Dataset records:

________________________________________

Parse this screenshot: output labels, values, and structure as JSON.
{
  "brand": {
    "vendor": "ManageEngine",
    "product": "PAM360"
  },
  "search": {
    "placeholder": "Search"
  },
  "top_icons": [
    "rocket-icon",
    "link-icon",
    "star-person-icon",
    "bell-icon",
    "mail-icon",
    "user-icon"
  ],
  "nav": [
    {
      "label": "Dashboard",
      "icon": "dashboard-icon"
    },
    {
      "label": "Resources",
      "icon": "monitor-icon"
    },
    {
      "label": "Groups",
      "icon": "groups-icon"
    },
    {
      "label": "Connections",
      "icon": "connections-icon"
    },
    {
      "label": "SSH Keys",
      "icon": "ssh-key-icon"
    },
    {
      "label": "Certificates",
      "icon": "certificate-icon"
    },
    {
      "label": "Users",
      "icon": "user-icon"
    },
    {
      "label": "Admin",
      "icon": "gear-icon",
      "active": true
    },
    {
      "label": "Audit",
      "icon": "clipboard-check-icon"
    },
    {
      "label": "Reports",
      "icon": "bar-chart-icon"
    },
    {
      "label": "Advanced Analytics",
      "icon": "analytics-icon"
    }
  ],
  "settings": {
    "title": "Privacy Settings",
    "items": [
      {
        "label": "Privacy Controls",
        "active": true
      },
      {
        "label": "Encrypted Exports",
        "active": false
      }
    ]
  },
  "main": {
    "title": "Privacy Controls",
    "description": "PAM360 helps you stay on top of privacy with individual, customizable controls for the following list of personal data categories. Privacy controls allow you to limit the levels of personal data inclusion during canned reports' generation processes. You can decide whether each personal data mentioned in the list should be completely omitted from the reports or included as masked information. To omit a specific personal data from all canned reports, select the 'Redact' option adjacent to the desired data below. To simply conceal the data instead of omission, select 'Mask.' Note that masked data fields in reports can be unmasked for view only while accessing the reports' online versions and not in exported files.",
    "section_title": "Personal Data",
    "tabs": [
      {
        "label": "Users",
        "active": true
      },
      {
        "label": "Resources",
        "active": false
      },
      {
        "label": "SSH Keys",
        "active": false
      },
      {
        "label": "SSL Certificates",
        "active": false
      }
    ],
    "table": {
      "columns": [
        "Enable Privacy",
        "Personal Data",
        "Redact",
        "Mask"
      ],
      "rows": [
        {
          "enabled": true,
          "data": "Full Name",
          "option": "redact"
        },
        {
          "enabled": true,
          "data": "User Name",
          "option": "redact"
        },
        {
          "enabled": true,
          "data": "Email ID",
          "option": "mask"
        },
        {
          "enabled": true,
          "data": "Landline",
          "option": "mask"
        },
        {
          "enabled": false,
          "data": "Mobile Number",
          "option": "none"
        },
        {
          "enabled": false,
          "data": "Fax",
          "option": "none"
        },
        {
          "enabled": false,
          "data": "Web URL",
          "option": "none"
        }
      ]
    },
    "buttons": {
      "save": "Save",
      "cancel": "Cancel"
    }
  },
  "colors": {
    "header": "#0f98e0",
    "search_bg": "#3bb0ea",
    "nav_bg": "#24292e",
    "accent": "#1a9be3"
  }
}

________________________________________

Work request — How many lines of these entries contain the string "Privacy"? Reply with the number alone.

Output for this exercise — 5